- The Myth of Grand Strategy, 31 January 2006
- America’s Most Dangerous Enemy, 1 March 2006
- America takes another step towards the “Long War”, 24 July 2007
- One step beyond Lind: What is America’s geopolitical strategy?, 28 October 2007
- America’s grand strategy: lessons from our past, 30 June 2008
- President Grant warns us about the dangers of national hubris, 1 July 2008
- America’s grand strategy, now in shambles, 2 July 2008
- America’s grand strategy, insanity at work, 7 July 2008
- Justifying the use of force, a key to success in 4GW, 8 July 2008
- A lesson in war-mongering: “Maritime Strategy in an Age of Blood and Belief”, 8 July 2008
- Geopolitical analysis need not be war-mongering, 9 July 2008
- The world seen through the lens of 4GW (this gives a clearer picture), 10 July 2008
- Thoughts on fixing America’s national security apparatus, 11 August 2008

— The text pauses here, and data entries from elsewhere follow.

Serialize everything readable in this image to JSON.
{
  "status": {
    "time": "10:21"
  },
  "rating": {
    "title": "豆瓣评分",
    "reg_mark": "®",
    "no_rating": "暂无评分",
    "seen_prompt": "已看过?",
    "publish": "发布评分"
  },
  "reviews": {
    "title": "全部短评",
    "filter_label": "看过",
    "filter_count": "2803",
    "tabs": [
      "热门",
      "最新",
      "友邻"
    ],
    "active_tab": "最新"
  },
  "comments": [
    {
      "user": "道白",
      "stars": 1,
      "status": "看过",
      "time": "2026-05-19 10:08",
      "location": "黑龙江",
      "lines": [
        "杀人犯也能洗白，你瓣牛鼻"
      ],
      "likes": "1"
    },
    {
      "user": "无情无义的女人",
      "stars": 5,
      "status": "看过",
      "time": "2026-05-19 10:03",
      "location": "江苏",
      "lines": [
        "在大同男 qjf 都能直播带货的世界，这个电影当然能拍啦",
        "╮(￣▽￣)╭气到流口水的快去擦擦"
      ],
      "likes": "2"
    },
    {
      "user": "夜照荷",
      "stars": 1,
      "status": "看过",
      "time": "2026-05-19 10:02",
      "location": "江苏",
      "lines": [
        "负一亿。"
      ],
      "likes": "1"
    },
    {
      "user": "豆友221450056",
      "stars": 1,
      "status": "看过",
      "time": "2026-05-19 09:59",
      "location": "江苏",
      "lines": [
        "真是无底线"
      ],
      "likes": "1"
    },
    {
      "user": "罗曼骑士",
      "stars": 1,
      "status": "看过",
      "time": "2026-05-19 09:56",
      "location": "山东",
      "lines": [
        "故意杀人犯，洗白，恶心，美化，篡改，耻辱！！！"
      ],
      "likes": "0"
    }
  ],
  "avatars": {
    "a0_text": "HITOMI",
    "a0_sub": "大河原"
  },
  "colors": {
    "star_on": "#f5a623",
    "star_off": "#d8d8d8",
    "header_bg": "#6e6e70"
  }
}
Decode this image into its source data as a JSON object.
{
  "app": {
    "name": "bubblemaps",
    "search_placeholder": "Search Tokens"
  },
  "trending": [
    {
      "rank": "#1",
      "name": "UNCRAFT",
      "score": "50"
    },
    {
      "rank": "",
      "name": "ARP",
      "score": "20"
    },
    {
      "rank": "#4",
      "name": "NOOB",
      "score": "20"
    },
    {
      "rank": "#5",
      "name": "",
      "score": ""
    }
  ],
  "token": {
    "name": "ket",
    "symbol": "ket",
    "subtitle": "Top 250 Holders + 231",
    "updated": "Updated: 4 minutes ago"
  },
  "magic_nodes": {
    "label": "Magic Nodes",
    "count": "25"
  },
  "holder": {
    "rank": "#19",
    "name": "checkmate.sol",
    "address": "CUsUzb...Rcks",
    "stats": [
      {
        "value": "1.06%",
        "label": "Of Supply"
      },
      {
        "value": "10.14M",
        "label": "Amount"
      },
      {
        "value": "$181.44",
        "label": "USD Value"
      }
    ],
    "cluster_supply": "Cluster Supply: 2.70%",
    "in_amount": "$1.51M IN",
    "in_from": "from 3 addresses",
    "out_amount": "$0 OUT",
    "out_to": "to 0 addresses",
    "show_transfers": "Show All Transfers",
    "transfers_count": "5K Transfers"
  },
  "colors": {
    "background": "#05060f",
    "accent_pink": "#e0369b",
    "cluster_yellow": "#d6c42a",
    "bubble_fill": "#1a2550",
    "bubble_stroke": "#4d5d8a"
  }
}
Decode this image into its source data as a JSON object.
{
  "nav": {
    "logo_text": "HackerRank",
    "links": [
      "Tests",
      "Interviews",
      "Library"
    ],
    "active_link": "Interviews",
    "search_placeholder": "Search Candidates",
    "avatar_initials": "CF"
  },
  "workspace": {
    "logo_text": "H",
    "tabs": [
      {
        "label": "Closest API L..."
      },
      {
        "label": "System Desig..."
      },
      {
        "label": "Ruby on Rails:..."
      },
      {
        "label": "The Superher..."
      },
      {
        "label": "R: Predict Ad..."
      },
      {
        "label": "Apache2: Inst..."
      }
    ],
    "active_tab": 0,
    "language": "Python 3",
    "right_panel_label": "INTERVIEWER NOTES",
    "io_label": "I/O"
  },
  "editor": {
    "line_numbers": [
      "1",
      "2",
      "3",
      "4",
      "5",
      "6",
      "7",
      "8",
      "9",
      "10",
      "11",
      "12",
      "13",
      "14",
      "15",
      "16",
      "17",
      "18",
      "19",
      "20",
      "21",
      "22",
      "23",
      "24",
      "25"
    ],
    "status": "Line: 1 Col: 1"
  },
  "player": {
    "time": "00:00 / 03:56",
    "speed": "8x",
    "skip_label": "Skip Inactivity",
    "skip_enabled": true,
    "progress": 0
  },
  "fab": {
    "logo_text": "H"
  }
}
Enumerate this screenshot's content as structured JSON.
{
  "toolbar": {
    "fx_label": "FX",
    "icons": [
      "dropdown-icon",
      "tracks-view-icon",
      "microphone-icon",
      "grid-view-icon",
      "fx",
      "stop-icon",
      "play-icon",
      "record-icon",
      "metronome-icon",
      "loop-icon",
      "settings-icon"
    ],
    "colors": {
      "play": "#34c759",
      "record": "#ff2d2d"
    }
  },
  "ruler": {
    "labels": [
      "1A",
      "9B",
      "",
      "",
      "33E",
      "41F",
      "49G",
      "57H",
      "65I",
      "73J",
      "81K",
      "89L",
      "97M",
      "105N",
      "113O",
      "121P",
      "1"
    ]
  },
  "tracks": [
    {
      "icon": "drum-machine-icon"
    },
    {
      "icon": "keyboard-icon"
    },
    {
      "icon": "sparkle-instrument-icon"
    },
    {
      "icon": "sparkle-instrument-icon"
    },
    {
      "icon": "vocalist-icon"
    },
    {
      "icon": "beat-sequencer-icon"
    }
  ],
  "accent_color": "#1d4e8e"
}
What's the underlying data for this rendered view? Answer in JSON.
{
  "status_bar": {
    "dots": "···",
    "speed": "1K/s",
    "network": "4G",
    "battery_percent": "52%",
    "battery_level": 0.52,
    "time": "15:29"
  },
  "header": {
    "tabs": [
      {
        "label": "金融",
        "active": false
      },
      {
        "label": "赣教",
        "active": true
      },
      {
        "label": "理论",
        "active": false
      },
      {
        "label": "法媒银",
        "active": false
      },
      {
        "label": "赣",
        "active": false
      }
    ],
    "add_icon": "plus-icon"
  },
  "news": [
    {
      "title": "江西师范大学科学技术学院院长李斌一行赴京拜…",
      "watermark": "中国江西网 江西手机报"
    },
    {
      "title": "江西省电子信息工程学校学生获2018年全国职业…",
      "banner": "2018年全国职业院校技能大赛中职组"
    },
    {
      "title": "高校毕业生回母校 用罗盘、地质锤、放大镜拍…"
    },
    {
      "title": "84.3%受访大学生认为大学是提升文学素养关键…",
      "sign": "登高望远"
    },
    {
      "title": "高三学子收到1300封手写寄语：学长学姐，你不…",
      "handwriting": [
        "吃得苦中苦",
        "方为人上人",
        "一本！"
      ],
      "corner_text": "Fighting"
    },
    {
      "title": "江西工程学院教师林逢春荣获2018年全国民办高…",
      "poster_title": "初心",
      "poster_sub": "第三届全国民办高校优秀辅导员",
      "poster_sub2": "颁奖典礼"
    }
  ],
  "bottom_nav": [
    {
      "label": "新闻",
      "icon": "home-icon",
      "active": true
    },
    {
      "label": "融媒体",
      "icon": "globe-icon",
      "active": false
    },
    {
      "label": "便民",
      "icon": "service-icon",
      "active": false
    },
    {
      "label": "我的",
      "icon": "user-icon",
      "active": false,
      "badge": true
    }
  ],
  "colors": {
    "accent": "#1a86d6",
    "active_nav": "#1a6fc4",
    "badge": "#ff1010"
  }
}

Click here to see a list of all posts about strategy and military theory.